I guess my inspiration was a long-brewing sense of discontent with how we understand happiness in our affluent, consumer societies today, and also the discontent of seeing Christians buying into this general understanding – that we are happy when we find pleasure, comfort, ease, success – without thinking it through critically, and with how we just substitute the self-help steps to happiness with Christian terminology. I wanted to go back to Jesus and his paradoxical invitation for us to lose life in order to gain life, and let his call deconstruct our current approaches and point to his subversive alternative. So, curiously, in a book on happiness I end up talking a lot about selflessness, self-giving, and forgetting about our own happiness.
I feel that I am happiest when I am least self-conscious and when I sense I am giving of myself and connecting with other people. That happens, usually, when I’m with my family, congregation, with people that I care about, and when I feel I’m expressing to people the heart of my vocation and what I sense I have to offer, be it in public speaking, interacting with people one-on-one, or writing. I enjoy, of course, a good relaxing day, but I feel that my most enduring moments happen when I feel I’m contributing something, giving some part of myself away, and of course also receiving in return.

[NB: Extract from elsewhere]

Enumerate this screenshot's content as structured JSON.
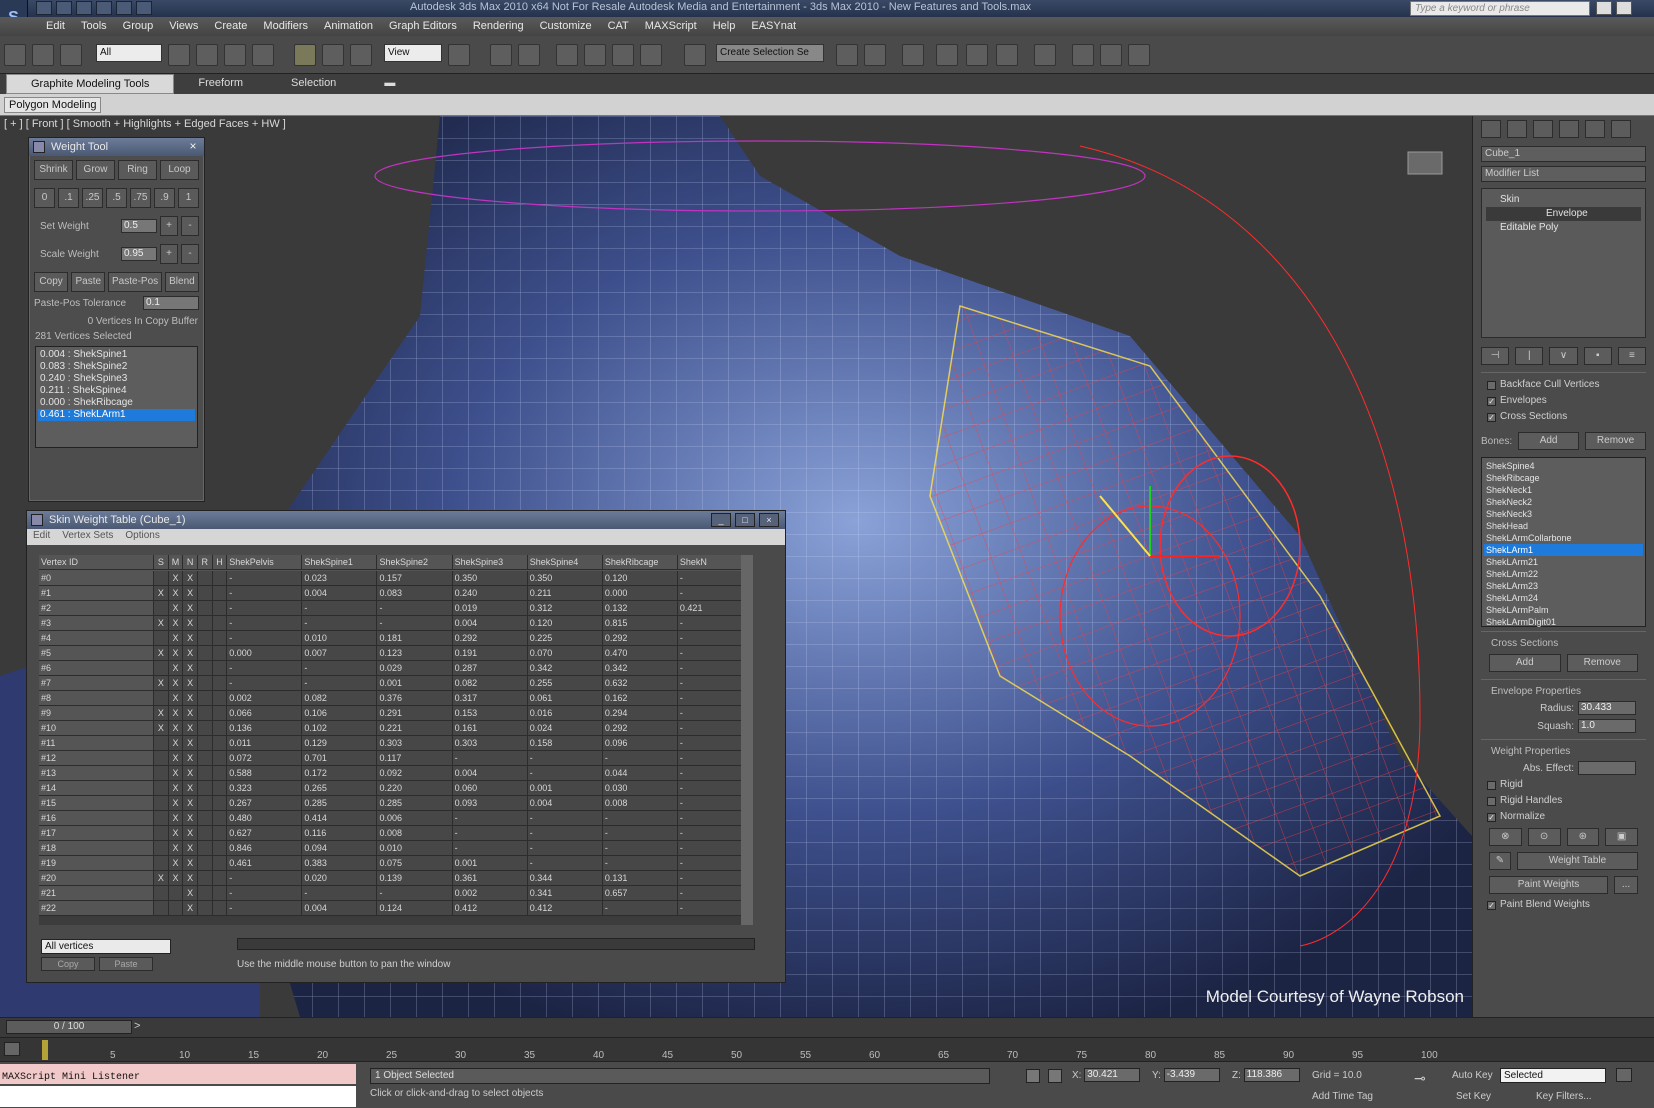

I hope that when people finish the book they are of course happier, but that their lives are more serene and joyous because they are less self-oriented and more self-forgetful, because they long to contribute, love, and give more than they want to get. I hope also people finish the book in wonder with the genius of Jesus’ vision of life and more willing to follow this Jesus, even if his path is a cruciform one. In the end, I want readers to come out of the book less worried about their own happiness and so find themselves, paradoxically, happier than before.
The Paradox of Happiness is my first book, and it helped me see that I love writing and that I want to continue to write for the rest of my life. To see sentence after sentence appear on the page, and to see them making sense, at least to me, was a beautiful and intense process. I can still remember some key moments vividly, like when I was stuck in one of the chapters and had an insight all of a sudden, or the sunny morning when I wrote the last paragraphs of the book. The process of giving birth to the book also confirmed to me the central message I try to get across in it: that life, and happiness, is not about how much you get but how much you give. I hope this book can become a gift in people’s lives.
Yes, I’m currently working on a memoir narrating my experience of becoming a father. I’m having a load of fun with it, also because I weave in the tensions involved in being a father, in being a new arrival in another country, and being a pastor of a church. You know, trying to juggle a session of counseling at a family’s house while your kids jump on the couple’s bed and while their diapers’ aroma rises as a fragrant offering unto the Lord. It has been also a more personal and difficult book to write, involving soul work, analyzing the arc of my life, and laughing or tearing up by myself at times. It covers the year when Pietro, our first boy, was born and when we transitioned from Brazil to Italy.